The middle-aged man shook his head. "No, your Majesty, it is only that the High Sage cannot make any more analysis, not until he sees the corpses and the werewolf himself. What he just presented is based on the letter from Lady Silvia Greno."
"Is that all then, Administrator?" so the King asked.
"Until the corpses arrive," he said, glancing at the High Sage to make sure the boy had nothing to add. "Aye, your Majesty."
"Necro magic present," Kestel then said. "But easily dispatched. Easy is sloppy. Likely not him."
The council looked at one another and nodded, but the High Sage's words assured them only a little.
"It could be a warning," his father said, tapping his gauntlet finger on the table. "A warning of what's to come. Are you sure that there wasn't anything else that happened?"
Fayte shook his head. "There was no leader in the attack. No message was given to us. As far as we could tell, it was just a random attack. Lord Jacob's son might know more but we will have to find him first. With the search party from Oaksblade gryphons helping out, I believe it will not take long."
The King sighed and leaned back against his throne as Emily looked at him with worry.
"If the Black City attacks again, we might not be able to withstand it," he said, rubbing his temples. "Not with him leading the Black Army."
"I will speak to her about this," Archimage Lasandra said. "She may still have her own ways to communicate with him. Still, there has been no movements outside the Black City for the past months. I've been to the Light Tower twice myself and my mages there have nothing to report."
"Aside from the Black City," the Bishop said, his words came out slowly but his voice was strong. "Is there no one else who could be responsible for this?"
They paused to think and-
"Un…lord of …lan," the High Sage murmured, reading his book.
"What did he say?" the King asked.
"Underlord of Hylan," his father repeated, turning back to Kestel. "You believe the Underlord is behind this?"
"Erm, not quite I think, my lord," said the Administrator, glancing at Kestel. "He means to ask the Underlord. Perhaps he has information to share."
The King scoffed. "The Underlord never has anything to share. At least not for free."
"It could be a stray necromancer or an earth mage," Archimage Lasandra said, resting her hand comfortably on her seat of ice. "Imitation magic… Hmm, I will not go so far as to say a foreign school of magic is involved here… yet. We know too little right now."
Everyone nodded, except for the High Sage who was busy reading.

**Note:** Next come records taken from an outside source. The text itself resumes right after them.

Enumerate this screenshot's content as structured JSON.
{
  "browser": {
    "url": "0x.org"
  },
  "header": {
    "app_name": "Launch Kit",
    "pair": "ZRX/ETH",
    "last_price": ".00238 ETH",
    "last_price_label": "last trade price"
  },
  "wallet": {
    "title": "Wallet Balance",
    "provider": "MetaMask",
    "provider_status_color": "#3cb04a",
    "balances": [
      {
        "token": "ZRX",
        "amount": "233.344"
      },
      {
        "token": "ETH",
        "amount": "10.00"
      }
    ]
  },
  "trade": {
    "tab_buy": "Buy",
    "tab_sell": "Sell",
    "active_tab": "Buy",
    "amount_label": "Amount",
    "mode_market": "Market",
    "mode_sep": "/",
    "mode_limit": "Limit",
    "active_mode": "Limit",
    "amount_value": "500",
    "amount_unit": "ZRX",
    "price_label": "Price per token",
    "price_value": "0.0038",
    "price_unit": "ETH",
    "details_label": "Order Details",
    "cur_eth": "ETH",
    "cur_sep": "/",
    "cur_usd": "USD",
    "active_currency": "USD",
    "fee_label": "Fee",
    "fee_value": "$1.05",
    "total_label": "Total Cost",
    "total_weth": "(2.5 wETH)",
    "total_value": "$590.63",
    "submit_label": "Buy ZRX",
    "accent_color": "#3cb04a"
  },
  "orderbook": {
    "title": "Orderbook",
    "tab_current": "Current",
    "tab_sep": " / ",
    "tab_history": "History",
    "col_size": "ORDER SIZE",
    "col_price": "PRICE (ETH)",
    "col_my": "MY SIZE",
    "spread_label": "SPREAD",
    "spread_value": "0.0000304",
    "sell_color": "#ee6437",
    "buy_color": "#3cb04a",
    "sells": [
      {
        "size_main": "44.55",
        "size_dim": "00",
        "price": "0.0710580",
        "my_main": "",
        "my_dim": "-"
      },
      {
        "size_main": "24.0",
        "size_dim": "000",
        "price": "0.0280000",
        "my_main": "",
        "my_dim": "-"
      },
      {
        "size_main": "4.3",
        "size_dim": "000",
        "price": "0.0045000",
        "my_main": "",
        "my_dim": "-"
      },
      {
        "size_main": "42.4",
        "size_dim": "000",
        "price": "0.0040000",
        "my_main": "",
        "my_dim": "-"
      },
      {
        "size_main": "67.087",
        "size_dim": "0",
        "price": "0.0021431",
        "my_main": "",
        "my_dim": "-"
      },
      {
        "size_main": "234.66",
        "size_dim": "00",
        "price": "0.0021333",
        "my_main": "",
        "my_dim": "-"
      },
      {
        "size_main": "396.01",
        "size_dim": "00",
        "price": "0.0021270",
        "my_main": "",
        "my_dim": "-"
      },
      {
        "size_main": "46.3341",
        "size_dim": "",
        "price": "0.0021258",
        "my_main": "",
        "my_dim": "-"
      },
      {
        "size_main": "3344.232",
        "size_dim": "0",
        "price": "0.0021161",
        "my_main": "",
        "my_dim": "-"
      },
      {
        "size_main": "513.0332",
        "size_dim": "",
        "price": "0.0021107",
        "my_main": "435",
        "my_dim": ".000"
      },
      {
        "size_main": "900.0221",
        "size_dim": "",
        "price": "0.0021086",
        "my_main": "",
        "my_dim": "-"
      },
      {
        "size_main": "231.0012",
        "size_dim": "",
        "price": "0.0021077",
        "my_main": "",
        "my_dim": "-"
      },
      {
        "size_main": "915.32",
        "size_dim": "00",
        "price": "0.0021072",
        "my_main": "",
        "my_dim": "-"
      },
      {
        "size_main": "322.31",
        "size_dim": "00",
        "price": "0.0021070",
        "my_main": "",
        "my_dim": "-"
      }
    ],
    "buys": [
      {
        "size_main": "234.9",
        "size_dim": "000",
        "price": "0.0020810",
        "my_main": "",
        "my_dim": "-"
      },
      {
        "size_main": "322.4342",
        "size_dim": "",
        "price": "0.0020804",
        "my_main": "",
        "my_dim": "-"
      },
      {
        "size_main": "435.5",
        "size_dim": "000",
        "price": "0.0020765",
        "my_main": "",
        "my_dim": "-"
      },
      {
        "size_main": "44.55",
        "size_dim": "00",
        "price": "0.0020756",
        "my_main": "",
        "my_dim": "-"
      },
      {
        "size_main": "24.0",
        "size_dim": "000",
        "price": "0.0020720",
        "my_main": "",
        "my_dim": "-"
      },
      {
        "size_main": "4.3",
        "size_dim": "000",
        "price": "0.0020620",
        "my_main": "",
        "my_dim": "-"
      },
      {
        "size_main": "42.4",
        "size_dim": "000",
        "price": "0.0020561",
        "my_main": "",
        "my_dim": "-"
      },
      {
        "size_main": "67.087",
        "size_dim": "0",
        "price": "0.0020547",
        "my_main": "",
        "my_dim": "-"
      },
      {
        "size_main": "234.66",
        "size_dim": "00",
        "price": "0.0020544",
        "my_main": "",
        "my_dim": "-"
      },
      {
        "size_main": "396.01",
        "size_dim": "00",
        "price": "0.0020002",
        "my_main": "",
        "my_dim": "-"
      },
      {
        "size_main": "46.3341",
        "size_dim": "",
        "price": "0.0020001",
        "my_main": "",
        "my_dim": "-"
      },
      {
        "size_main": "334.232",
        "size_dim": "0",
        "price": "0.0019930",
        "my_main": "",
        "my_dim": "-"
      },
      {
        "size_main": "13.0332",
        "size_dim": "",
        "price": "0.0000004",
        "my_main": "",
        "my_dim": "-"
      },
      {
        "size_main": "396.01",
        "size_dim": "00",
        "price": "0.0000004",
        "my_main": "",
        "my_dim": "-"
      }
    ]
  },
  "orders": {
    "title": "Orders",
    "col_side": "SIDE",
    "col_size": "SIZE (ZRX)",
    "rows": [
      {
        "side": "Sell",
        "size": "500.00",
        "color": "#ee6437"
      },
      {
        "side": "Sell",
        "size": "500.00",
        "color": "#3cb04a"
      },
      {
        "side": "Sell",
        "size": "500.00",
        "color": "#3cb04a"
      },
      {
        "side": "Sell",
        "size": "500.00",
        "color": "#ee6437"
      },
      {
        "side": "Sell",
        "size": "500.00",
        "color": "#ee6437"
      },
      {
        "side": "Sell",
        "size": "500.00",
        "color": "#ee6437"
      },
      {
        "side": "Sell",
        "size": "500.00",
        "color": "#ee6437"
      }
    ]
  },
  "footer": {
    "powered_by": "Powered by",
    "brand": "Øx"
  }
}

"Send word to all towns and villages," the King commanded. "I want at least the following to be stationed at each place. One sorcerer, wizard, or two mages, one priest and two knights. If the village does not have their own militia, seven soldiers are to be sent as well, more if there is need for it. Inform all cities, castles and forts to be on their guard as well. Any objections?"
He looked at all who were present and all were in favour.
"End of session then," King Eardon said and stood-
"Saldara is sandy," said the High Sage.
The King rolled his eyes. Kestel had a habit of waiting until the last moment before speaking up. Even so, every person in Rondiar was willing to put up with the High Sage, even the King, so he sat down and looked at the boy.
"Langton…" the King warned when Kestel did not elaborate.
Administrator Langton cleared his throat nervously. "I-If I am not mistaken, what the High Sage means is that uh, this could have been caused by the Saldarians. Sand is part of earth, I believe."
And when it involved Saldara…
"But they want peace," Emily said, sitting up. "They wouldn't attack us for no reason. Not unless Ironsville provoked them."
"Ironsville did no such thing," Fayte said, taking offense. "Trust me."
"I… I didn't mean that," she said softly. "Sorry. What I meant was-"
"Saldara wants peace," Kestel said, getting up, his eyes still moving from left to right as he continued to read. "Create a problem."
The High Sage hopped off his seat and began walking out.
"Help fix problem. Make us grateful. Make us trust," he went on saying until he was at the door. "Then betray us. Kill us all."